Over two decades ago I was asked to write a pamphlet for the AHA on the reasons to study history. I emphasized the variety of skills involved in history learning, from writing and developing arguments, to assessing evidence, to dealing with the phenomenon of change over time. The essay has been fairly widely used and consistently ranks among the AHA’s most popular webpages.
Recently the London Publishing Partnership asked me to return to the topic with a British colleague, Marcus Collins. The resultant booklet, just released as Why Study History? gave us a chance to reflect on the ways justifying the study of history must now be reframed. Reviewing a past argument is inevitably somewhat chastening—what might have been better anticipated earlier on? Happily, however, some elements still stand up fairly well.
A rationale for studying history today must acknowledge both the serious challenges to the discipline and the dynamic changes within the discipline that have developed over the past quarter century. The more utilitarian climate for higher education and the changing nature of the student body must be addressed, aided by the abundant data about the career outcomes of the history major now available. But the substantial transformation of historical research and methodology has also enhanced the ways we can explain our discipline to a student audience. Finally, additional decades of teaching and reflection, plus the good thinking available from colleagues including history learning experts, inevitably alters, and hopefully improves, the presentation as well.
As Marcus and I considered how to update the argument for history, we began with the recognition that the struggle for enrollments has become far more demanding than was the case in the 1990s. Changes in the economy plus rising student debt have greatly altered the context for promoting the field, while the presence of more first-generation learners enhances the need to address the practical results of studying a discipline like history.
This means, most obviously, that no one advocating for the study of history today can avoid explicit discussion of the kinds of job opportunities that result from a history degree. We can no longer rely on a presentation of the strengths of history education alone. Students, and those who advise them, need to know the practical results of their commitment. The amount of misinformation that has entered public discourse ever since the Great Recession about the career risk of any concentration beyond a STEM degree compels this new focus as well. Fortunately, the news is quite good on this score. Data on rates of employment, clearly competitive pay levels, and job satisfaction all make it clear that the varied careers of history majors rival those of science and business majors. Studying history is a valid professional choice, and we now need to say this vigorously.
Job data alone, however, are not the only spur to a revised approach. The discipline itself has changed greatly over the past quarter century. Several of the new trends contribute directly to professional outcomes: the emergence of public history and digital history most obviously. But the disciplinary shifts also spur student interest directly, providing new ways to explain the connections between historical study and a growing variety of social and personal concerns.

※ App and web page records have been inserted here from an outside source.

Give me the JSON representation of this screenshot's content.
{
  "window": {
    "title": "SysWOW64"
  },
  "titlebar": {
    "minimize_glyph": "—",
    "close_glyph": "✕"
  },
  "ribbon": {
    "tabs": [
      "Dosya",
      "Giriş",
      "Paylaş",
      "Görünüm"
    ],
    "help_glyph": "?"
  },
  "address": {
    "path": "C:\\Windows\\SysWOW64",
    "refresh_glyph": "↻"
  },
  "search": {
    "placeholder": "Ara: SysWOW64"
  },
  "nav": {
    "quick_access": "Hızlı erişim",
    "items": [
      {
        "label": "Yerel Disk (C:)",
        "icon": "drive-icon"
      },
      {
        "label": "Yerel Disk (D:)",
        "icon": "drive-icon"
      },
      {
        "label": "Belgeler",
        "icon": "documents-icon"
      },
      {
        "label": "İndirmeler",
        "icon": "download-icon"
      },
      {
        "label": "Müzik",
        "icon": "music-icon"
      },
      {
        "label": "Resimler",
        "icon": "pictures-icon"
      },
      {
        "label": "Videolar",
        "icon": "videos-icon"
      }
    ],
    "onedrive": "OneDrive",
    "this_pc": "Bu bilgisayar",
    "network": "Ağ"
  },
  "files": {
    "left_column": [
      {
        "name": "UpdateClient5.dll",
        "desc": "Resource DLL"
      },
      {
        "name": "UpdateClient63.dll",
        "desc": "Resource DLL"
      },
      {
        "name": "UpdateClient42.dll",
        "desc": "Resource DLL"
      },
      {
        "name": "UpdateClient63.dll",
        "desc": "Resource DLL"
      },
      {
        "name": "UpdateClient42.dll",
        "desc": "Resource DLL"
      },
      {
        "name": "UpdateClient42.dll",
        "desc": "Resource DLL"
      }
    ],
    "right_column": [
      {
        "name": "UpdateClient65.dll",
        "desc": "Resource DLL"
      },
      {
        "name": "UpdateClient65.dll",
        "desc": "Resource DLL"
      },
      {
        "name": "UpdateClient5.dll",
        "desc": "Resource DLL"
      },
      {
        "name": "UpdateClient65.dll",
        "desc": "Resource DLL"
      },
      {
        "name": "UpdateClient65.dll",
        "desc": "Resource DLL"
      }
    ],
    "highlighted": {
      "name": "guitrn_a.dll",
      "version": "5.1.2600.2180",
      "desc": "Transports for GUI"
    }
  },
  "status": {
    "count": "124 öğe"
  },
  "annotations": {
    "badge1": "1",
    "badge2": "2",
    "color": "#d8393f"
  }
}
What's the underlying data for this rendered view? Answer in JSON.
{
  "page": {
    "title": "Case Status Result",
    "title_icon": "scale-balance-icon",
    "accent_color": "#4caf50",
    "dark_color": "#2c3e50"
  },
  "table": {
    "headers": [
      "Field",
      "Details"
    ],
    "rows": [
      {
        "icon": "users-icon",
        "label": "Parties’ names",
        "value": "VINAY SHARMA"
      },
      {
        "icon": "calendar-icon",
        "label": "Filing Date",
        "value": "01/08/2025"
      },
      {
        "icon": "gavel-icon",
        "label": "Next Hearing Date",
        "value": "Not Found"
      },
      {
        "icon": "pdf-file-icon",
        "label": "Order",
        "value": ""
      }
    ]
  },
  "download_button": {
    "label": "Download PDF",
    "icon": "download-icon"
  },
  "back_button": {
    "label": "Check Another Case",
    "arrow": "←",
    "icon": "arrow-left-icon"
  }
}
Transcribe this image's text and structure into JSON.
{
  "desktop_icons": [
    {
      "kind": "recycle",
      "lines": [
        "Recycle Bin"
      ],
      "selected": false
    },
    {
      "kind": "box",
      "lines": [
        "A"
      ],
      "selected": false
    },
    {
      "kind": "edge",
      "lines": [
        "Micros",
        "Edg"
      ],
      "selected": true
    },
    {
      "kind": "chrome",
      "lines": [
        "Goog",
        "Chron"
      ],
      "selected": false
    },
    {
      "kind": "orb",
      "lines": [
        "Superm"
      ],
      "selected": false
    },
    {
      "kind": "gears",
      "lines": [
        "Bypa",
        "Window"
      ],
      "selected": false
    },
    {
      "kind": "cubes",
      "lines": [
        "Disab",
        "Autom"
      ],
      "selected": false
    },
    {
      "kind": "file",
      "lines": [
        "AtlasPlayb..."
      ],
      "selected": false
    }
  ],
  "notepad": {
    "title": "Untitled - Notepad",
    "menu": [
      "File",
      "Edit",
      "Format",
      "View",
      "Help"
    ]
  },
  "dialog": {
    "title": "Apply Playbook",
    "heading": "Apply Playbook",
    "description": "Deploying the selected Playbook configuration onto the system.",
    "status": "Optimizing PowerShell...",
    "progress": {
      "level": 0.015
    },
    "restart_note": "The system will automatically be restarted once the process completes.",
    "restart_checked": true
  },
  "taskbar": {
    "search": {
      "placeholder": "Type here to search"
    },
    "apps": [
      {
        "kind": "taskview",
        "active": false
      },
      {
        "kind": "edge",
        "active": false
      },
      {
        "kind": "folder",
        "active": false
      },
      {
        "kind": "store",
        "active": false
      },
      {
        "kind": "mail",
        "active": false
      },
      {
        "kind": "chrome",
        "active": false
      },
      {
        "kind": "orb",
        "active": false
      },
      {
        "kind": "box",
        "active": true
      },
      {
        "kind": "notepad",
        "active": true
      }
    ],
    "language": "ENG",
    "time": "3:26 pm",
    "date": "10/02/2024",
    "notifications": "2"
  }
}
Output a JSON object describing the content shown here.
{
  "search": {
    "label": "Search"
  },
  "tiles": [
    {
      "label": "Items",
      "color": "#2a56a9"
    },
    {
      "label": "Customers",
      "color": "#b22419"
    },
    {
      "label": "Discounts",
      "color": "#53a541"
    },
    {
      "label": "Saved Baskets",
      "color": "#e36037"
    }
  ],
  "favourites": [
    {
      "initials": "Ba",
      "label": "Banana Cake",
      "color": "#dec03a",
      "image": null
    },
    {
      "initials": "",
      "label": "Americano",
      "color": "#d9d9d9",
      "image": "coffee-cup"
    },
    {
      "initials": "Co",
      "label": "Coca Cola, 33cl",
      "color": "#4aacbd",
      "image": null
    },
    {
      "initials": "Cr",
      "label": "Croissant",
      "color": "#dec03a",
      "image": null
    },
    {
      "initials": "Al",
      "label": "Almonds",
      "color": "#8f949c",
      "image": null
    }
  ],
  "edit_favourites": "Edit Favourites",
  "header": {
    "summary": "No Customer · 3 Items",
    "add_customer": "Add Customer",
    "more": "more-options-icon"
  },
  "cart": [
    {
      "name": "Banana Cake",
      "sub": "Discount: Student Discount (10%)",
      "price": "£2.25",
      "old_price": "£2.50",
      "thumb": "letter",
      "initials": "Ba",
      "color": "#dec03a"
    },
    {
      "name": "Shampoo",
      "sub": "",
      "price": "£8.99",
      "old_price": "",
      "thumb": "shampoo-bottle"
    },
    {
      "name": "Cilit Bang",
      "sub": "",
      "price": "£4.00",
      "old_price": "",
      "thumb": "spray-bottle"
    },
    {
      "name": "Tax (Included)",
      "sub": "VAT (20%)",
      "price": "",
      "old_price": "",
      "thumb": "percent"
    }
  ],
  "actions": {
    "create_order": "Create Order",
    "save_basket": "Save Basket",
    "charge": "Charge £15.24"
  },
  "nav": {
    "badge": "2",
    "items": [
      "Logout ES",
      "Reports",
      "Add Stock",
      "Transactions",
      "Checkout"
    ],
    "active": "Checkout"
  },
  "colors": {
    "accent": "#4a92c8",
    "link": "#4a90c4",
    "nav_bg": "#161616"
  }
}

The capacity of history to explore a wide range of topics and to generate new knowledge is something that many students, based on their high school experience, do not fully realize. Many school history programs have simply shrunk, while others have been constrained by new pressures to teach for a test. To attract students, it is vital to illustrate the dynamic features of our discipline. For an increasingly diverse student body, history offers the opportunity to explore different races, regions, and genders, as part of a fuller understanding of the past. This is a vital and valid part of our argument, far more obvious now than it was a few decades back. More broadly still, building on the AHA’s informal motto—“everything has a history”—can be an exciting revelation to many students, part of a sense of seeing the study of history as a process of discovery.
This aspect of our discipline extends to insisting, more clearly than seemed necessary a few decades ago, on the links between historical findings and contemporary issues. The early stages of the coronavirus gave us a chance to highlight the value of historical data and perspectives during a time of great uncertainty. Identifying historical precedents but also emphasizing what has changed since the last comparable experience both show the value of “thinking historically” about the world around us. The same holds true for topics like systemic racism (and racial protest) or political polarization.
Any current explanation of the reasons to study history must, then, take into account employment concerns; a changing student body, faced with a number of new problems; but also the several ways in which the discipline itself has expanded its range—a challenging but exciting combination.
With all this, the core argument about basic historical thinking skills—the main thrust of the earlier essay—has not greatly changed. Experience in handling varied data, building critical thinking, enhancing the capacity to understand change—these remain our building blocks, connecting directly to the kinds of career success that history majors enjoy.
Even here, however, minor changes were desirable. Making sure students themselves understand history skills is more important than was the case in 1998, not just in attracting them to the discipline, but in improving their ability to explain their qualifications to potential employers. Experience with data contributes measurably to the greater ability of history students in identifying “fake news,” another contemporary strength. The classic lesson, about learning from past mistakes, remains at least as important as ever, but we can also note the opportunity to learn from more positive outcomes in the past, for example by exploring causes of economic growth or factors that enhance social tolerance.
Overall, it is both possible and necessary to offer a wider argument for the reasons to study history than seemed necessary a quarter century ago. Yet along with the new components, a commitment to the importance of history and its role in constructive citizenship remains very much intact. And for all the essential bows to pragmatism, it is vital as well to invite students to appreciate the joy of history learning; here, too, opportunities have if anything expanded with time.